Retype each of the records below exactly, leaving the pictures out.

**Supplied records:**
== Segment start ==
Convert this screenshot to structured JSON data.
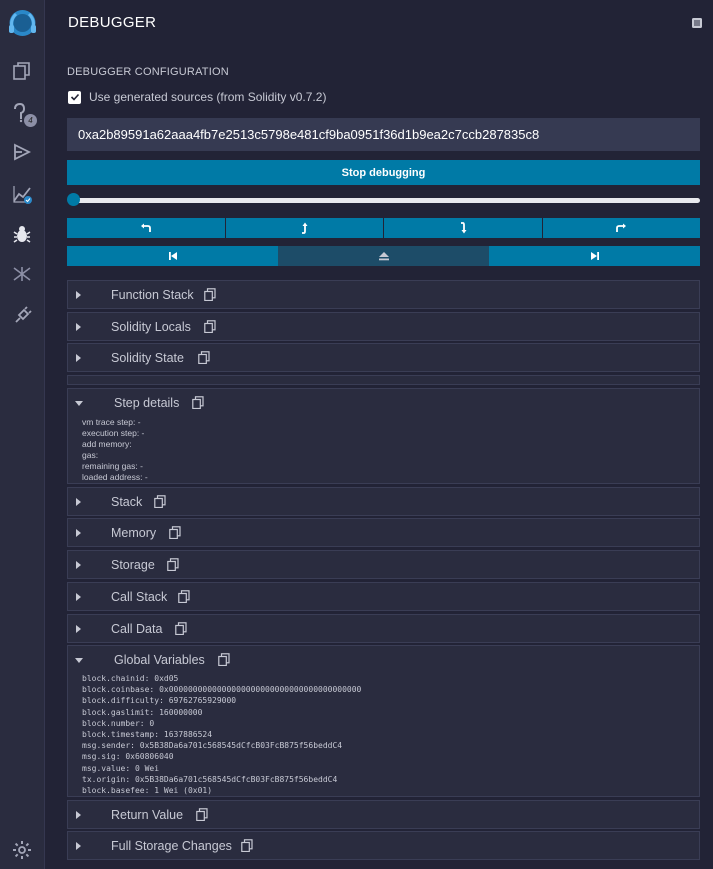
{
  "header": {
    "title": "DEBUGGER"
  },
  "config": {
    "label": "DEBUGGER CONFIGURATION",
    "use_generated_sources_label": "Use generated sources (from Solidity v0.7.2)"
  },
  "tx_hash": "0xa2b89591a62aaa4fb7e2513c5798e481cf9ba0951f36d1b9ea2c7ccb287835c8",
  "stop_label": "Stop debugging",
  "iconbar": {
    "badge_count": "4"
  },
  "sections": {
    "function_stack": "Function Stack",
    "solidity_locals": "Solidity Locals",
    "solidity_state": "Solidity State",
    "step_details": "Step details",
    "stack": "Stack",
    "memory": "Memory",
    "storage": "Storage",
    "call_stack": "Call Stack",
    "call_data": "Call Data",
    "global_variables": "Global Variables",
    "return_value": "Return Value",
    "full_storage_changes": "Full Storage Changes"
  },
  "step_details": [
    "vm trace step: -",
    "execution step: -",
    "add memory:",
    "gas:",
    "remaining gas: -",
    "loaded address: -"
  ],
  "global_variables": [
    "block.chainid: 0xd05",
    "block.coinbase: 0x0000000000000000000000000000000000000000",
    "block.difficulty: 69762765929000",
    "block.gaslimit: 160000000",
    "block.number: 0",
    "block.timestamp: 1637886524",
    "msg.sender: 0x5B38Da6a701c568545dCfcB03FcB875f56beddC4",
    "msg.sig: 0x60806040",
    "msg.value: 0 Wei",
    "tx.origin: 0x5B38Da6a701c568545dCfcB03FcB875f56beddC4",
    "block.basefee: 1 Wei (0x01)"
  ]
}
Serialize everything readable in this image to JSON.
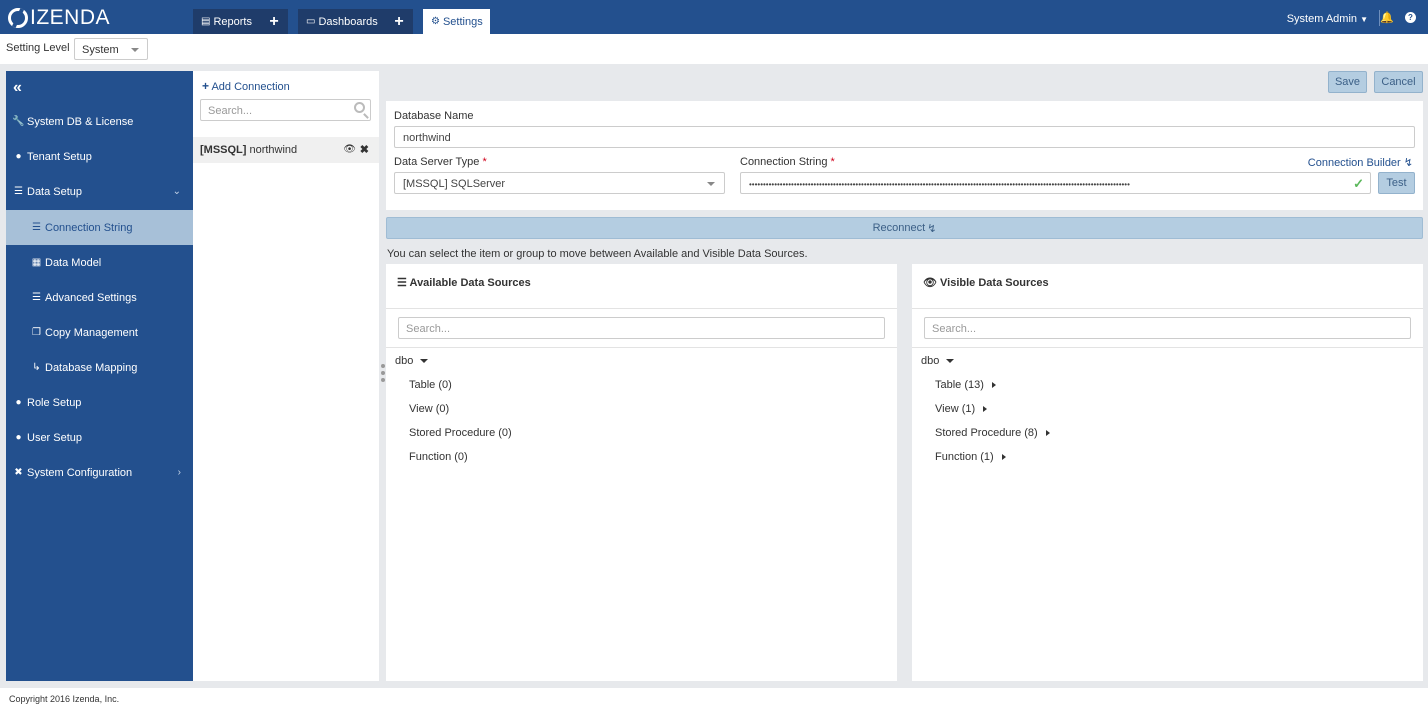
{
  "app": {
    "logo_text": "IZENDA"
  },
  "tabs": [
    {
      "label": "Reports",
      "icon": "list-icon"
    },
    {
      "label": "Dashboards",
      "icon": "monitor-icon"
    },
    {
      "label": "Settings",
      "icon": "gear-icon"
    }
  ],
  "user": {
    "name": "System Admin"
  },
  "setting_level": {
    "label": "Setting Level",
    "value": "System"
  },
  "nav": {
    "items": [
      {
        "label": "System DB & License",
        "icon": "wrench-icon"
      },
      {
        "label": "Tenant Setup",
        "icon": "users-icon"
      },
      {
        "label": "Data Setup",
        "icon": "data-setup-icon"
      },
      {
        "label": "Connection String",
        "icon": "connection-icon"
      },
      {
        "label": "Data Model",
        "icon": "grid-icon"
      },
      {
        "label": "Advanced Settings",
        "icon": "settings-list-icon"
      },
      {
        "label": "Copy Management",
        "icon": "copy-icon"
      },
      {
        "label": "Database Mapping",
        "icon": "mapping-icon"
      },
      {
        "label": "Role Setup",
        "icon": "users-icon"
      },
      {
        "label": "User Setup",
        "icon": "user-icon"
      },
      {
        "label": "System Configuration",
        "icon": "tools-icon"
      }
    ]
  },
  "connections": {
    "add_label": "Add Connection",
    "search_placeholder": "Search...",
    "items": [
      {
        "type": "[MSSQL]",
        "name": "northwind"
      }
    ]
  },
  "toolbar": {
    "save_label": "Save",
    "cancel_label": "Cancel"
  },
  "form": {
    "db_name_label": "Database Name",
    "db_name_value": "northwind",
    "server_type_label": "Data Server Type",
    "server_type_value": "[MSSQL] SQLServer",
    "conn_string_label": "Connection String",
    "conn_string_value": "••••••••••••••••••••••••••••••••••••••••••••••••••••••••••••••••••••••••••••••••••••••••••••••••••••••••••••••••••••••••••••••••••••••••",
    "conn_builder_label": "Connection Builder",
    "test_label": "Test",
    "required_mark": "*"
  },
  "reconnect_label": "Reconnect",
  "hint": "You can select the item or group to move between Available and Visible Data Sources.",
  "available": {
    "title": "Available Data Sources",
    "search_placeholder": "Search...",
    "schema": "dbo",
    "items": [
      "Table (0)",
      "View (0)",
      "Stored Procedure (0)",
      "Function (0)"
    ]
  },
  "visible": {
    "title": "Visible Data Sources",
    "search_placeholder": "Search...",
    "schema": "dbo",
    "items": [
      "Table (13)",
      "View (1)",
      "Stored Procedure (8)",
      "Function (1)"
    ]
  },
  "footer": "Copyright 2016 Izenda, Inc."
}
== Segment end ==
**Response area:**
Convert this screenshot to structured JSON data.
{
  "header": {
    "title": "DEBUGGER"
  },
  "config": {
    "label": "DEBUGGER CONFIGURATION",
    "use_generated_sources_label": "Use generated sources (from Solidity v0.7.2)"
  },
  "tx_hash": "0xa2b89591a62aaa4fb7e2513c5798e481cf9ba0951f36d1b9ea2c7ccb287835c8",
  "stop_label": "Stop debugging",
  "iconbar": {
    "badge_count": "4"
  },
  "sections": {
    "function_stack": "Function Stack",
    "solidity_locals": "Solidity Locals",
    "solidity_state": "Solidity State",
    "step_details": "Step details",
    "stack": "Stack",
    "memory": "Memory",
    "storage": "Storage",
    "call_stack": "Call Stack",
    "call_data": "Call Data",
    "global_variables": "Global Variables",
    "return_value": "Return Value",
    "full_storage_changes": "Full Storage Changes"
  },
  "step_details": [
    "vm trace step: -",
    "execution step: -",
    "add memory:",
    "gas:",
    "remaining gas: -",
    "loaded address: -"
  ],
  "global_variables": [
    "block.chainid: 0xd05",
    "block.coinbase: 0x0000000000000000000000000000000000000000",
    "block.difficulty: 69762765929000",
    "block.gaslimit: 160000000",
    "block.number: 0",
    "block.timestamp: 1637886524",
    "msg.sender: 0x5B38Da6a701c568545dCfcB03FcB875f56beddC4",
    "msg.sig: 0x60806040",
    "msg.value: 0 Wei",
    "tx.origin: 0x5B38Da6a701c568545dCfcB03FcB875f56beddC4",
    "block.basefee: 1 Wei (0x01)"
  ]
}
Serialize everything readable in this image to JSON.
{
  "app": {
    "logo_text": "IZENDA"
  },
  "tabs": [
    {
      "label": "Reports",
      "icon": "list-icon"
    },
    {
      "label": "Dashboards",
      "icon": "monitor-icon"
    },
    {
      "label": "Settings",
      "icon": "gear-icon"
    }
  ],
  "user": {
    "name": "System Admin"
  },
  "setting_level": {
    "label": "Setting Level",
    "value": "System"
  },
  "nav": {
    "items": [
      {
        "label": "System DB & License",
        "icon": "wrench-icon"
      },
      {
        "label": "Tenant Setup",
        "icon": "users-icon"
      },
      {
        "label": "Data Setup",
        "icon": "data-setup-icon"
      },
      {
        "label": "Connection String",
        "icon": "connection-icon"
      },
      {
        "label": "Data Model",
        "icon": "grid-icon"
      },
      {
        "label": "Advanced Settings",
        "icon": "settings-list-icon"
      },
      {
        "label": "Copy Management",
        "icon": "copy-icon"
      },
      {
        "label": "Database Mapping",
        "icon": "mapping-icon"
      },
      {
        "label": "Role Setup",
        "icon": "users-icon"
      },
      {
        "label": "User Setup",
        "icon": "user-icon"
      },
      {
        "label": "System Configuration",
        "icon": "tools-icon"
      }
    ]
  },
  "connections": {
    "add_label": "Add Connection",
    "search_placeholder": "Search...",
    "items": [
      {
        "type": "[MSSQL]",
        "name": "northwind"
      }
    ]
  },
  "toolbar": {
    "save_label": "Save",
    "cancel_label": "Cancel"
  },
  "form": {
    "db_name_label": "Database Name",
    "db_name_value": "northwind",
    "server_type_label": "Data Server Type",
    "server_type_value": "[MSSQL] SQLServer",
    "conn_string_label": "Connection String",
    "conn_string_value": "••••••••••••••••••••••••••••••••••••••••••••••••••••••••••••••••••••••••••••••••••••••••••••••••••••••••••••••••••••••••••••••••••••••••",
    "conn_builder_label": "Connection Builder",
    "test_label": "Test",
    "required_mark": "*"
  },
  "reconnect_label": "Reconnect",
  "hint": "You can select the item or group to move between Available and Visible Data Sources.",
  "available": {
    "title": "Available Data Sources",
    "search_placeholder": "Search...",
    "schema": "dbo",
    "items": [
      "Table (0)",
      "View (0)",
      "Stored Procedure (0)",
      "Function (0)"
    ]
  },
  "visible": {
    "title": "Visible Data Sources",
    "search_placeholder": "Search...",
    "schema": "dbo",
    "items": [
      "Table (13)",
      "View (1)",
      "Stored Procedure (8)",
      "Function (1)"
    ]
  },
  "footer": "Copyright 2016 Izenda, Inc."
}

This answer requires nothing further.